### REQUIREMENT
Collect every line of the records below that contains the word "Copy".

### ENTRIES SUPPLIED
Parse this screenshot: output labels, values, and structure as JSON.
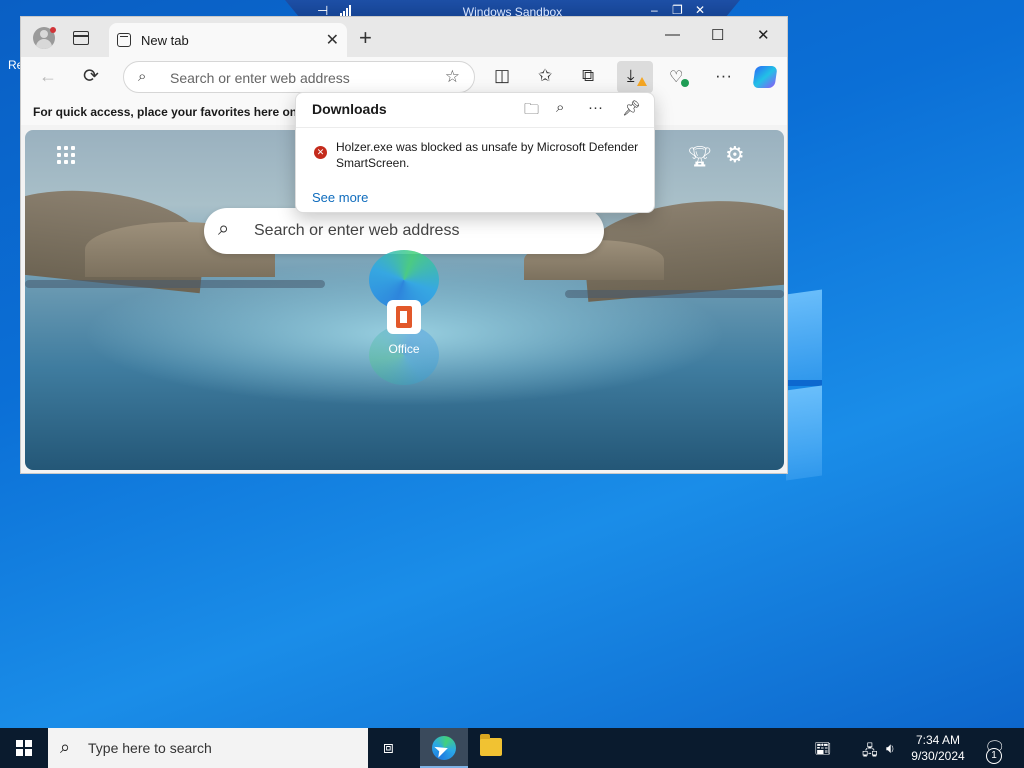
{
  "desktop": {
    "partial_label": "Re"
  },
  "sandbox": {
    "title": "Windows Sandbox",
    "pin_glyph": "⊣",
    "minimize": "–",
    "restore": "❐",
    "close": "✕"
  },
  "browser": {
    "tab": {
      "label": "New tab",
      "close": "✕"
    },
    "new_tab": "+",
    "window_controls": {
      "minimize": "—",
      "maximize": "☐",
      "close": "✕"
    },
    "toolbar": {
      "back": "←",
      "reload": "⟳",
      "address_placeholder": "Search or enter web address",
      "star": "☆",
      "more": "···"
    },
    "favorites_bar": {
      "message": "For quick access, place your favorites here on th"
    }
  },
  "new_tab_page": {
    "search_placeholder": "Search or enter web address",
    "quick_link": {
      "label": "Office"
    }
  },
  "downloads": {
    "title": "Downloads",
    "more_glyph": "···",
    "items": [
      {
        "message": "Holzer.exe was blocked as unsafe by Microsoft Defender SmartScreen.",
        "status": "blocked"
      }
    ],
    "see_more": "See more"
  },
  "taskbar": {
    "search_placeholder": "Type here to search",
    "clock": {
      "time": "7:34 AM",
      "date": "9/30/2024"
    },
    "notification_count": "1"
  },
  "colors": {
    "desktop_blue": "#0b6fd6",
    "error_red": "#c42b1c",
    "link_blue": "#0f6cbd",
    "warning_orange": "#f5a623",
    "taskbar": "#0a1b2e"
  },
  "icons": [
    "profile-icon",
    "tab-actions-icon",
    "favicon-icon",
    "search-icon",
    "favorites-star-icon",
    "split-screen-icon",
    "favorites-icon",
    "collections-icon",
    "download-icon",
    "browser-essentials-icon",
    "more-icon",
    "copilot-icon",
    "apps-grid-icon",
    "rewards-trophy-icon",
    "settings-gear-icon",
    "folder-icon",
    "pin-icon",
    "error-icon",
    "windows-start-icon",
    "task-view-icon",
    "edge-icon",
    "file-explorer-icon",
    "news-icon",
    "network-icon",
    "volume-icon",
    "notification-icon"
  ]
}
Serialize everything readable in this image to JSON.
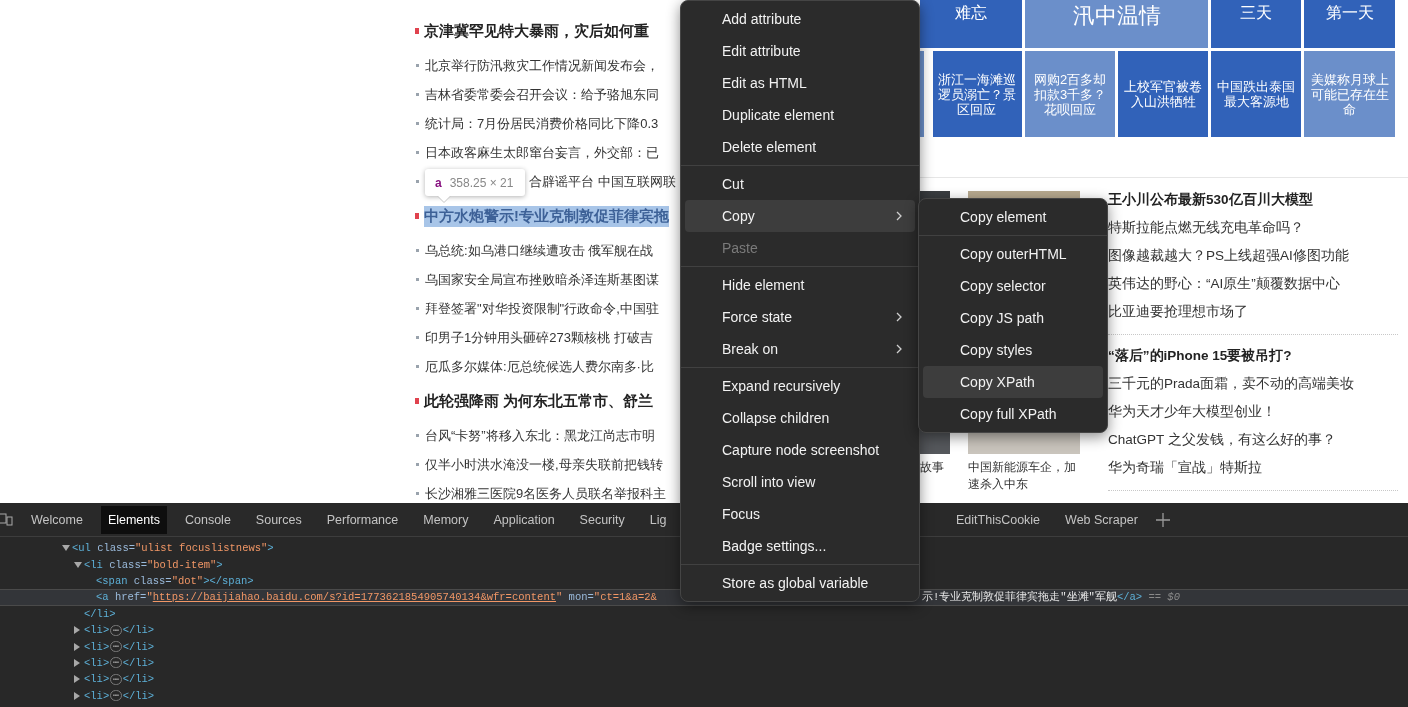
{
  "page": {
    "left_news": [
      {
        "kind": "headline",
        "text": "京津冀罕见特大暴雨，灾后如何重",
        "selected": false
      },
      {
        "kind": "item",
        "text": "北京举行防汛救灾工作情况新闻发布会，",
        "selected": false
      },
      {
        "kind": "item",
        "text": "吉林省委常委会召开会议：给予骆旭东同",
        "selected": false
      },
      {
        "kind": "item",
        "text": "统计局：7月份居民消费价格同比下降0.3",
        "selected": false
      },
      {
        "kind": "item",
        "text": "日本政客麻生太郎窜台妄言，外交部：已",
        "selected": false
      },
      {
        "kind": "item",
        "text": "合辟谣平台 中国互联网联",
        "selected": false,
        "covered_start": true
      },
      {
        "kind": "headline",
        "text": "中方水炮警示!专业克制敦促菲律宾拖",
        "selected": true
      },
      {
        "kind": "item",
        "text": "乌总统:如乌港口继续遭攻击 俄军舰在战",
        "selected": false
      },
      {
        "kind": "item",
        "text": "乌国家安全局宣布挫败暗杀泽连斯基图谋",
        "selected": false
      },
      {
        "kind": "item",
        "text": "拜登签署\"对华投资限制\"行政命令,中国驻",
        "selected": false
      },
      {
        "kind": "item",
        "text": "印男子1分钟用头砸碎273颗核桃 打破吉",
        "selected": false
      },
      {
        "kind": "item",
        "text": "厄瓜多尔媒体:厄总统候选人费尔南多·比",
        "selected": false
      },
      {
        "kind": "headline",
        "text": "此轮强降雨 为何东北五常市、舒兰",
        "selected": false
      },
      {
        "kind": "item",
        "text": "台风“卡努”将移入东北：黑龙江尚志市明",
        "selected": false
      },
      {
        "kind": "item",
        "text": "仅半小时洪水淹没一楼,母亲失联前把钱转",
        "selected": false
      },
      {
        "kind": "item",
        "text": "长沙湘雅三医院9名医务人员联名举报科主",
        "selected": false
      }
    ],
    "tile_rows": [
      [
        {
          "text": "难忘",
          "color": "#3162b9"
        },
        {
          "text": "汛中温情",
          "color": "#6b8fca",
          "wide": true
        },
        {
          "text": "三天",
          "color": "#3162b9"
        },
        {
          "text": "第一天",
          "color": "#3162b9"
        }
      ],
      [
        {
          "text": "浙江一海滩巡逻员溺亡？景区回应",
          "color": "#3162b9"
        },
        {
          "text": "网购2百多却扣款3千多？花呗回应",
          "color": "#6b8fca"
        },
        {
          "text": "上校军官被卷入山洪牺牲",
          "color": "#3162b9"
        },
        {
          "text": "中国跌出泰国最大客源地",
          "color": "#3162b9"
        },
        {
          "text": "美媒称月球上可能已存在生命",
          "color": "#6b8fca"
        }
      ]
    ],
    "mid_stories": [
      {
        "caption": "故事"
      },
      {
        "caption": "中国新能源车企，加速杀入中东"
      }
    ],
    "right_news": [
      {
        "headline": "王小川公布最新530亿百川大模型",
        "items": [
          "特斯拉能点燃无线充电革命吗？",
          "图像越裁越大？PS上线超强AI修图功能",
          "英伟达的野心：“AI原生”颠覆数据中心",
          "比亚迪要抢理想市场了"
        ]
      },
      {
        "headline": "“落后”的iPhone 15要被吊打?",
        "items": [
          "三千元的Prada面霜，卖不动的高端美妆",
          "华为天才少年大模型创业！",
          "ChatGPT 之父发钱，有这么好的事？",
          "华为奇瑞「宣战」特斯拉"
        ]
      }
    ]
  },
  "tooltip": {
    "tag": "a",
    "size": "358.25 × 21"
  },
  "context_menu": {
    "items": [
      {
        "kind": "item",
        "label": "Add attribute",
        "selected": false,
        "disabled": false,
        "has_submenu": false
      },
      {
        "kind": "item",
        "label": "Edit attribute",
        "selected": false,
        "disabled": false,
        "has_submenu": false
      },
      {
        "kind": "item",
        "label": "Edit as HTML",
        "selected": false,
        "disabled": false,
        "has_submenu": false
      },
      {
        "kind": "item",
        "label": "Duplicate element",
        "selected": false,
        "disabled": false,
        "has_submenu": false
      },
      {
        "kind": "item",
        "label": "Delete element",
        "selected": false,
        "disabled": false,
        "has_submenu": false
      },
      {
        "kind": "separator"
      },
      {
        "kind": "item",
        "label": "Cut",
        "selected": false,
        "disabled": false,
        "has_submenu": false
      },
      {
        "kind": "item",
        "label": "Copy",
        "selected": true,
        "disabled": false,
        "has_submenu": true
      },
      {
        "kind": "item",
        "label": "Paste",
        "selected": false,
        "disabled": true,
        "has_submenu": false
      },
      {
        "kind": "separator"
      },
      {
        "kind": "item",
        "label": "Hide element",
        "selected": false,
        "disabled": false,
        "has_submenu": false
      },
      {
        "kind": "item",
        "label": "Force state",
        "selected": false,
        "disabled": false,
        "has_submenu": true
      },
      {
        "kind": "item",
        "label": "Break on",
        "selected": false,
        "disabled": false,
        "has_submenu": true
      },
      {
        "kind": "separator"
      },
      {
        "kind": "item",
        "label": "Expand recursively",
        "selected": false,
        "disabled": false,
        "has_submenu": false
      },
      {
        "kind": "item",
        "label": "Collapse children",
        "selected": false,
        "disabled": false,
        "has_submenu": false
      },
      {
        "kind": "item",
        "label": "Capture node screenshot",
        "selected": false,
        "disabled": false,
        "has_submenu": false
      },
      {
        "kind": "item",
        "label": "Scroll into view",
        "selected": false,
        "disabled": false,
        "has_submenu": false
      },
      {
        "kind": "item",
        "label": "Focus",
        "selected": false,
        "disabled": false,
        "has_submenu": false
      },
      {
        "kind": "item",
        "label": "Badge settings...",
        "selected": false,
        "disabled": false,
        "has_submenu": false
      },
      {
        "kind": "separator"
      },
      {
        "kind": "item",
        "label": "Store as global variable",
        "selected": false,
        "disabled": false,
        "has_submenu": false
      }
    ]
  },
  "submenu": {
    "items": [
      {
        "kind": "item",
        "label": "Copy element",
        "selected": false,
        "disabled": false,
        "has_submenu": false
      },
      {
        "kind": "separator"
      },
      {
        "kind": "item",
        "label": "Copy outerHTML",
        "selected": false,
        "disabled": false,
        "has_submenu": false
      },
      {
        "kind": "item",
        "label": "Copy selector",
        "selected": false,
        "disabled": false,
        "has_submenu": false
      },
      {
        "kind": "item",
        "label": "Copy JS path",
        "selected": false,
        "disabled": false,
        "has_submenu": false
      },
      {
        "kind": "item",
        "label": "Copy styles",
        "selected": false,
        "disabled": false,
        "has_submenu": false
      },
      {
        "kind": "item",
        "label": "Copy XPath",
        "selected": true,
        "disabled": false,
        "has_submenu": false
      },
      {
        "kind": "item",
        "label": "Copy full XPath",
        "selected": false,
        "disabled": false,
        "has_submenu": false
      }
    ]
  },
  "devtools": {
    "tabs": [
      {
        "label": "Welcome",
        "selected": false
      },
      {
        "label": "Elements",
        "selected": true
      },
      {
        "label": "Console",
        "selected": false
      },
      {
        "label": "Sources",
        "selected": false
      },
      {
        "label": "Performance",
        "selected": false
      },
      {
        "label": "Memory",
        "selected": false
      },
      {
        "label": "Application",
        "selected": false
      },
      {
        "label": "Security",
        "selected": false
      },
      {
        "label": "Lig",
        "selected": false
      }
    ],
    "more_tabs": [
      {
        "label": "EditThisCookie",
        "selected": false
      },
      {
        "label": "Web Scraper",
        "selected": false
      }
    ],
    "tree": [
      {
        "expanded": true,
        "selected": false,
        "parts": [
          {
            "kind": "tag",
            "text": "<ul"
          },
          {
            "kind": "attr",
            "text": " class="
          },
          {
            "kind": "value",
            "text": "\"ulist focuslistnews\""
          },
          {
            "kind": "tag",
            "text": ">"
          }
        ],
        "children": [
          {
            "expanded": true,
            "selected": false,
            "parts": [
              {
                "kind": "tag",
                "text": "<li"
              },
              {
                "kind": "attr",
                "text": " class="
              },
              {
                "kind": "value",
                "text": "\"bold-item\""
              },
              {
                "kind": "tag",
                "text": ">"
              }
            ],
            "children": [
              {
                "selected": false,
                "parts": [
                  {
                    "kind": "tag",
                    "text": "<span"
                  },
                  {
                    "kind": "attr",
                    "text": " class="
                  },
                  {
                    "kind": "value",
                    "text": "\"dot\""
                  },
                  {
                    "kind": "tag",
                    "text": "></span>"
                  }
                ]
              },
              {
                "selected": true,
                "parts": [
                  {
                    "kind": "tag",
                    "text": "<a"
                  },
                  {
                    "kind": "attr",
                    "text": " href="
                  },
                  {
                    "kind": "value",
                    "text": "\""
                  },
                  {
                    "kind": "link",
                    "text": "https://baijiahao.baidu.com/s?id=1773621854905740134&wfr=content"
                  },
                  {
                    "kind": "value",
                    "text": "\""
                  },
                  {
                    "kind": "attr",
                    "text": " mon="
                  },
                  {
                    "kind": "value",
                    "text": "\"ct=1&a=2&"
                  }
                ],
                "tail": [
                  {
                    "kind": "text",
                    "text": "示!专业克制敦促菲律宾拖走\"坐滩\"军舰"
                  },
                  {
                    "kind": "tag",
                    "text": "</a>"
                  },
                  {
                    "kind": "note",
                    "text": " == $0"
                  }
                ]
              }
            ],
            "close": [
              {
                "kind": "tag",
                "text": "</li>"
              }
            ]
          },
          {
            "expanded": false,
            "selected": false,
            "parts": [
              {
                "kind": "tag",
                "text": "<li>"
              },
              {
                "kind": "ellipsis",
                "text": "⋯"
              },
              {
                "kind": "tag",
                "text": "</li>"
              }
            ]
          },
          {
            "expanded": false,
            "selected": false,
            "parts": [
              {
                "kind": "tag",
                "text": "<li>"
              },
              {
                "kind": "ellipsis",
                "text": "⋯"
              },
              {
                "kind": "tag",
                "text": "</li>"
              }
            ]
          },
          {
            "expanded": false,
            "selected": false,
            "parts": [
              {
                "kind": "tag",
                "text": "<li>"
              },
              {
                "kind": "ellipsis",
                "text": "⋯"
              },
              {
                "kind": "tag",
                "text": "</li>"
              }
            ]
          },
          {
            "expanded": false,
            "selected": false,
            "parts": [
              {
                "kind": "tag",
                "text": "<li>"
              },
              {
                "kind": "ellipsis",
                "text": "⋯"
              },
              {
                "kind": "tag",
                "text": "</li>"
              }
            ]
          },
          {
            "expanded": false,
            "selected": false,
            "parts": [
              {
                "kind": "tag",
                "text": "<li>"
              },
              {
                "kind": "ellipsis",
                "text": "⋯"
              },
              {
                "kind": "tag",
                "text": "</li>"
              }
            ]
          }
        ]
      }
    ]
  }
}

### WRITTEN SOLUTION
        "label": "Copy",
        "label": "Copy element",
        "label": "Copy outerHTML",
        "label": "Copy selector",
        "label": "Copy JS path",
        "label": "Copy styles",
        "label": "Copy XPath",
        "label": "Copy full XPath",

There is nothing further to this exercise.